At least the characters and their motivations are unique enough to stand on their own, with or without the talent of their performers. Stiller’s Evan is a goody-two-shoes Costco (who obviously were happy with their film presence) manager who starts the Neighborhood Watch in response to the brutal murder of one of his employees and friends. This is typical Stiller, so square that he rests comfortably between the extremes of Derek Zoolander and Roger Greenberg with ample elbow room. The film calls for Stiller to play the straight man to his fellow co-stars, and he’s a competent, if not altogether entertaining lead in that capacity. I’m really not a fan of Vaughn, and The Watch expresses why perfectly, as he once again plays the Alpha Male man-child with little actual likability. His one saving grace is the storyline featuring his teenage daughter, played by Erin Moriarty. Their believable and hilarious interactions make up for much of Vaughn’s immature behavior, redeeming the character more than a little. Hill and Ayoade end up the standouts, though unfortunately not to the level that they need to carry this film. Hill’s high school dropout and police force reject is fun in that psychotic mix of Travis Bickle and Patrick Bateman, managing to charm even as he scares you just a little. And Ayoade brings something different to the table as a recently immigrated divorcee who joins the Watch as part of a scheme to get sex. Other standouts include Saturday Night Live alum Will Forte as the head of the local law enforcement, Rosemarie DeWitt as Evan’s wife, and Watchmen’s Billy Crudup as Evan’s creepy new neighbor.
|This interrogation brought to you by Costco.|
And to be fair, the film has its moments, though they are often dulled by the crude nature of the script’s attempts at humor. The secret is in The Watch not taking itself all that seriously, which makes all the difference in the world. This is the one success of director Akiva Schaffer, who could have easily made this movie into something like the travesties that were Bad Teacher and Machete. The Watch is certainly not a GOOD movie, but it is entertaining when it wants to be, from an alien’s description of Costco (“You really DO have everything we need under one roof.”) to R. Lee Ermey spouting off in his best Full Metal Jacket persona, to the group’s ludicrous plans with which they ALMOST follow through. The four men work well together, with their disparate characteristics often coming into conflict with one another, creating endless possibilities for where conversations can go. Sure, it too often dwells in the nether-regions, but The Watch doesn’t do too badly for never quite reaching its potential.
|Well, what would YOU do with a fire-spitting orb of doom?|

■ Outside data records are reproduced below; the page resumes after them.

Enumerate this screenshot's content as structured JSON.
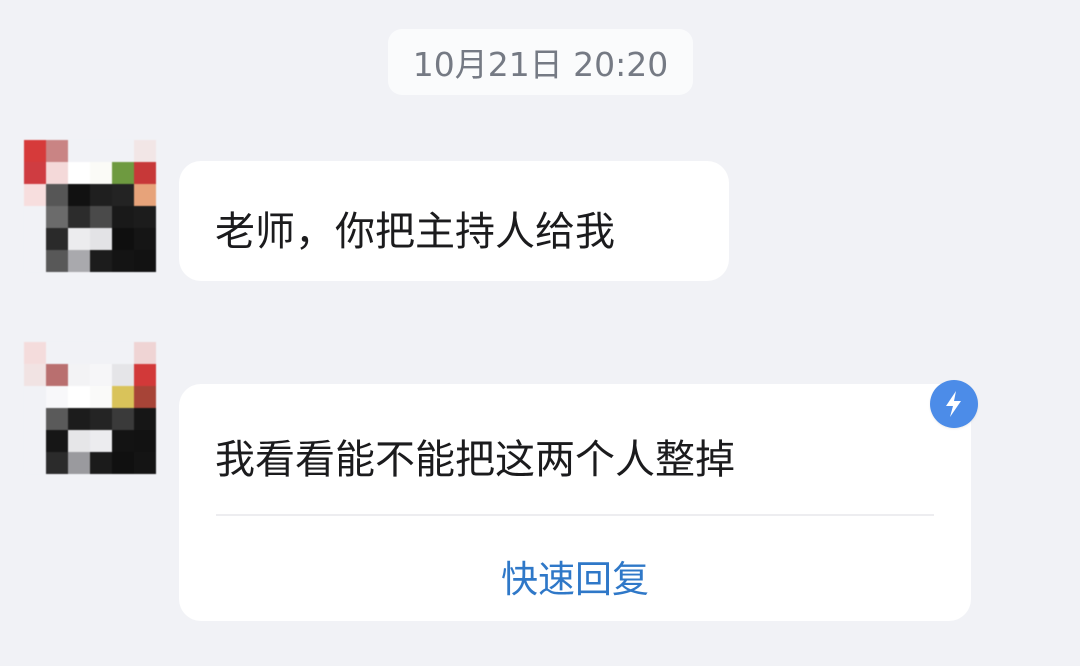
{
  "timestamp": "10月21日 20:20",
  "messages": [
    {
      "text": "老师，你把主持人给我",
      "avatar": "pixelated-avatar"
    },
    {
      "text": "我看看能不能把这两个人整掉",
      "avatar": "pixelated-avatar",
      "action_label": "快速回复",
      "badge_icon": "lightning-icon"
    }
  ],
  "colors": {
    "background": "#f1f2f6",
    "bubble": "#ffffff",
    "timestamp_text": "#757a84",
    "message_text": "#1b1b1d",
    "quick_reply_text": "#2f78c8",
    "badge": "#4c8ce8"
  }
}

The movie’s action brief action sequences are also something of a respite from the sometimes dreary attempts at humor and bromance, recalling those Ghostbusters comparisons I mentioned earlier. Though the quartet are often being shown out of their element against an alien invasion, they are really no different than those jumpsuit-wearing heroes of the eighties in that they work through tension to team up and make good things happen. The action both looks cool and silly, seamlessly blending what you might see in Independence Day with MacGruber, but better than I made that sound. It’s funny, it’s ridiculous, it’s unbelievable… and it works.
|Happier times for Hill...|
Sadly, The Watch can do little to stand out in a year featuring other (and in some cases better) R-rated fare, with Friends with Kids, Project X, and even The Dictator ranking higher. Of course it’s nowhere CLOSE to 21 Jump Street, though that (and Hill’s performance within) might be the best adult comedy you’ll see all year. Though he succeeds at times, Schaffer needs to work a bit more on his storytelling (getting away from Saturday Night Live would probably help) before he tackles another major motion picture, as what The Watch really needed was an experienced hand to steer the ship away from the blatant vulgarities of Rogen and Goldberg. It’s not a bad time spent at the theater, and with so few new films out right now, I’d be a decent third or fourth choice. If you’ve had your fill of The Dark Knight Rises or The Amazing Spider-Man, you could do a whole lot worse. The problem is that you only need visit Netflix or your local video store to find just about anything better.